If you got caught up in some alleged wrongdoing by your employer, you may have been relieved when they offered to provide you with the services of one of their attorneys at no charge to you. Now that you’re stuck with a criminal record, you’re questioning the advice you received and wondering if they weren’t more interested in protecting those higher up in the company than in providing you with a strong defense.
Are attorneys allowed to represent a client while being paid by someone else? Is that considered legal malpractice?
Understanding conflict of interest
It’s not malpractice simply for an attorney to be paid by someone other than their client. It’s not especially uncommon for a family member or friend to help pay the legal bills for someone who can’t afford them. However, there must be full disclosure of who is paying the attorney. If you want to know who is paying them, “Don’t worry about it” isn’t a satisfactory (or appropriate) answer. You have a right to know.
The primary concern is a potential conflict of interest. Under American Bar Association (ABA) rules, an attorney “shall not accept compensation for representing a client from one other than the client unless:
- They have the client’s informed consent.
- There’s no interference in the attorney-client relationship or in the attorney’s judgment and independence.
- Attorney-client confidentiality is maintained.
The Maryland State Bar Association (MSBA) has the same kind of rules regarding conflict of interest. Under the Rules of Professional Conduct, it’s considered a conflict of interest if “the representation of one client will be directly adverse to another client” or there’s a “significant risk that the representation of one or more clients will be materially limited by the attorney’s responsibilities to another client….”
Can an attorney represent multiple clients when only one is paying them?
Another common example where you need to be careful is when two or more people are charged in the same case and one person (or their parents) offers to pay for everyone’s defense. It’s crucial to ensure that the attorney is representing your or your loved one’s interests and they aren’t being made a scapegoat for the offense.

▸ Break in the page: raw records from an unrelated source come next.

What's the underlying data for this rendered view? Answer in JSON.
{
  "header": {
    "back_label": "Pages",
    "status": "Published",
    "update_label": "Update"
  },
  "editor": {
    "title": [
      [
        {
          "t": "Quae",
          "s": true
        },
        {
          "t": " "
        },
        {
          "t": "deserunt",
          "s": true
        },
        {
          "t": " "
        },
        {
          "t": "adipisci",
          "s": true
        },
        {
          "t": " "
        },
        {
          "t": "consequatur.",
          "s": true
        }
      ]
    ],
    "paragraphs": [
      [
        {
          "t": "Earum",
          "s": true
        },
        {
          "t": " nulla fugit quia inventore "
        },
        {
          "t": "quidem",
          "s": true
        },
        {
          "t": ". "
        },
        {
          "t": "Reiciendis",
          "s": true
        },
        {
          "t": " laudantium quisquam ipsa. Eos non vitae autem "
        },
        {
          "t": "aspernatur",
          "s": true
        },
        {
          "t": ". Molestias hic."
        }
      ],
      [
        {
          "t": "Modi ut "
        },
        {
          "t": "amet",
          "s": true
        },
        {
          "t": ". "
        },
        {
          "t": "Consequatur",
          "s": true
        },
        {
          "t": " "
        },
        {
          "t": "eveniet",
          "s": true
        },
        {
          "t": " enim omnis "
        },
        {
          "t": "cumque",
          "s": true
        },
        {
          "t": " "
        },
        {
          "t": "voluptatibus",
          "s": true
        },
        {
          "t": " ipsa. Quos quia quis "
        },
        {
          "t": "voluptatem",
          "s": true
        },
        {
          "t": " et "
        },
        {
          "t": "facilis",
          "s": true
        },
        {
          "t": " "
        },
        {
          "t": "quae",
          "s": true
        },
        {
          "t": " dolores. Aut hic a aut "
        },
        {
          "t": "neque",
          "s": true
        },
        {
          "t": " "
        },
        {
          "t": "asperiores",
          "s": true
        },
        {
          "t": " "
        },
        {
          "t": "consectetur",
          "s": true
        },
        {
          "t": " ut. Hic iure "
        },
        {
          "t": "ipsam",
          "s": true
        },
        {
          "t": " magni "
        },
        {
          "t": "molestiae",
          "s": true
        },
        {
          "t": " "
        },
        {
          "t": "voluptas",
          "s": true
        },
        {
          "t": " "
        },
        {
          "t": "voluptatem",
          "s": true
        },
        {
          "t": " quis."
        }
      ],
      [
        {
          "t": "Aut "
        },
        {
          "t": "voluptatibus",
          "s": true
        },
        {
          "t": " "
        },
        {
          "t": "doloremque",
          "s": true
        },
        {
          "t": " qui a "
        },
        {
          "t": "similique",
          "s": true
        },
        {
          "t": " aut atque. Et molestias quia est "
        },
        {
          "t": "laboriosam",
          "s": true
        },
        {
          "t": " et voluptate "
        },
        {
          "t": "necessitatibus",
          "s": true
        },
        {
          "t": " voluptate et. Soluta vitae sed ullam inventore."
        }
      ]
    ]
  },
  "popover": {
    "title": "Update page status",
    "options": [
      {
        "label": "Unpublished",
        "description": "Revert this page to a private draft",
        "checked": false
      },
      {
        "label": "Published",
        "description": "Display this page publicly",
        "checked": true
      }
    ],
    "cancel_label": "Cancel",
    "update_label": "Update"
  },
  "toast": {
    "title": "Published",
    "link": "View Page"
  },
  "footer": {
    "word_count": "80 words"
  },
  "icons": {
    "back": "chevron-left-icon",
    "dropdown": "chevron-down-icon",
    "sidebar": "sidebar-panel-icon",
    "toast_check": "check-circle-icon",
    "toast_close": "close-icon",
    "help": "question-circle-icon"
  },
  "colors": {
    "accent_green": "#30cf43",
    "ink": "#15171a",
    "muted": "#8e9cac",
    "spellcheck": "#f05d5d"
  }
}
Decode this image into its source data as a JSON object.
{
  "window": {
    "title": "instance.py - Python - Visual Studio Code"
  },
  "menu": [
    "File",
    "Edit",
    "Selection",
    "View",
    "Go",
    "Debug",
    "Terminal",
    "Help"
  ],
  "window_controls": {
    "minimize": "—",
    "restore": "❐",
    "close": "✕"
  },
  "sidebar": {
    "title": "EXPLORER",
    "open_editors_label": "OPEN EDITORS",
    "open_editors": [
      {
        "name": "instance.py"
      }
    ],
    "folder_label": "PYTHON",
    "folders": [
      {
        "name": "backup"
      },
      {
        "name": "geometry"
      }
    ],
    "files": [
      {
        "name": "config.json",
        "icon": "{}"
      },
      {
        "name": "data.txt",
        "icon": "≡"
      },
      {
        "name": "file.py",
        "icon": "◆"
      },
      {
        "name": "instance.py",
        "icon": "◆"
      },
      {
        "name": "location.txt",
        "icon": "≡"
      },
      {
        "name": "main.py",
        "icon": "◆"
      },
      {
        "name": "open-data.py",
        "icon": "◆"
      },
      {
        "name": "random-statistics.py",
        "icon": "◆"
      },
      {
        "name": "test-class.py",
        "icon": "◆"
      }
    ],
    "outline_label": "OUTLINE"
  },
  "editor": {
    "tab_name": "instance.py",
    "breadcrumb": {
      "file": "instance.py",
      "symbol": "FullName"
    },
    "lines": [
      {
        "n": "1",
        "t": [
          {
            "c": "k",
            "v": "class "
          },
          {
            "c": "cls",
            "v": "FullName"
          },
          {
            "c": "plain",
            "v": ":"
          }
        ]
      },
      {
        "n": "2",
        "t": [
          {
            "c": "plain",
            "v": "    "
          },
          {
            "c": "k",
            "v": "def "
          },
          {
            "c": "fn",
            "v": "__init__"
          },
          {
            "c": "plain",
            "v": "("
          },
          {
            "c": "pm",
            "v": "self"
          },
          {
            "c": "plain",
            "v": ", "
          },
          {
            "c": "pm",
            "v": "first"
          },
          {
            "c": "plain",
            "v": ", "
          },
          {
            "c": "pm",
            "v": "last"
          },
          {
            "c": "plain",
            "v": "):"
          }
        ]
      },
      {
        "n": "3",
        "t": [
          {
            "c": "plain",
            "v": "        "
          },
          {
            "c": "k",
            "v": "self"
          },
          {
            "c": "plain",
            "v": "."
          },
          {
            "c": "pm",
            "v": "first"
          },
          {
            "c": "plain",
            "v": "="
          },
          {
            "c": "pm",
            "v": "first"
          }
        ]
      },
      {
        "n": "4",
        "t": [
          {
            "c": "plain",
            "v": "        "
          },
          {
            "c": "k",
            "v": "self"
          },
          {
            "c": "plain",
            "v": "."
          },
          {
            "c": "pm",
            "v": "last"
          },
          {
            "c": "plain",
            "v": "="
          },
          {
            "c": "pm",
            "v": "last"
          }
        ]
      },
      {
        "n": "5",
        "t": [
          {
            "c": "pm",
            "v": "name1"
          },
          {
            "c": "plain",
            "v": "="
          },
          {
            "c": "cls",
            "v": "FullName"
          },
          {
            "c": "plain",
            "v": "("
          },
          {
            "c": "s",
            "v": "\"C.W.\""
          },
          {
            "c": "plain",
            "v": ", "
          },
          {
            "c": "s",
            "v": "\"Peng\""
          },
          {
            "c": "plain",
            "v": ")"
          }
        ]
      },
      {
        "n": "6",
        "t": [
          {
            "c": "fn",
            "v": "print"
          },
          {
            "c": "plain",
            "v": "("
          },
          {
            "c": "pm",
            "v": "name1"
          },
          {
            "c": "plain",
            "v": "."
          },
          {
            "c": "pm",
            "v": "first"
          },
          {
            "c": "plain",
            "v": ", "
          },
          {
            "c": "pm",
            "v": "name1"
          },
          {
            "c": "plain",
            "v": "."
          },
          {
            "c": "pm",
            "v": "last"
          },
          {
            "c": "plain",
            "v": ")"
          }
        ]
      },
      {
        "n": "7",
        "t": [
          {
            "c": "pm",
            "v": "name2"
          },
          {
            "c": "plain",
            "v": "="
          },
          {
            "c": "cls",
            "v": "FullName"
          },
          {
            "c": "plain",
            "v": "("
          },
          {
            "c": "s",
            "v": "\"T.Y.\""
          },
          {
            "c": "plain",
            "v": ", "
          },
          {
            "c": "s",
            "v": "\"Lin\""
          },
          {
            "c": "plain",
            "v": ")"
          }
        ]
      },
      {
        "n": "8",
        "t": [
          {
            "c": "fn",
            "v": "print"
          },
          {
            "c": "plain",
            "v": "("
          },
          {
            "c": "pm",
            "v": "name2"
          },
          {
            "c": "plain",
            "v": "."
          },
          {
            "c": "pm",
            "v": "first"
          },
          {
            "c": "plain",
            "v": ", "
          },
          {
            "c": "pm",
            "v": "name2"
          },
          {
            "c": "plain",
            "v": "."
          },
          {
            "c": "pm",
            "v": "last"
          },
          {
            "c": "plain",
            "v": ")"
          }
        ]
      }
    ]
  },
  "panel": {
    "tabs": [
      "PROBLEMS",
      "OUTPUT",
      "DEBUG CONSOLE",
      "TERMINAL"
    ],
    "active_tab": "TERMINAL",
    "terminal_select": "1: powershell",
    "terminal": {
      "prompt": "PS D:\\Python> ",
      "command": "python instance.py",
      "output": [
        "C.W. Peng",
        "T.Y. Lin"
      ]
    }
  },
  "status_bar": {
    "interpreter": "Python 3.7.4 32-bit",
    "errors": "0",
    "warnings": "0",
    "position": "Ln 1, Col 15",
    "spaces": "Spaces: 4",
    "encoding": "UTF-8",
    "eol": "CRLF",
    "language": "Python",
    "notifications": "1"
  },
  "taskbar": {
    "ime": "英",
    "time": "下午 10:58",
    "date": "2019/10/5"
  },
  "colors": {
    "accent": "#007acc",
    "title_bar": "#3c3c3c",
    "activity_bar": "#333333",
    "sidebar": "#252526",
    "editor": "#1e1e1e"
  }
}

If you believe that you suffered harm because of a conflict of interest by an attorney, it’s wise to find out more about the rules of conduct as they pertain to your case.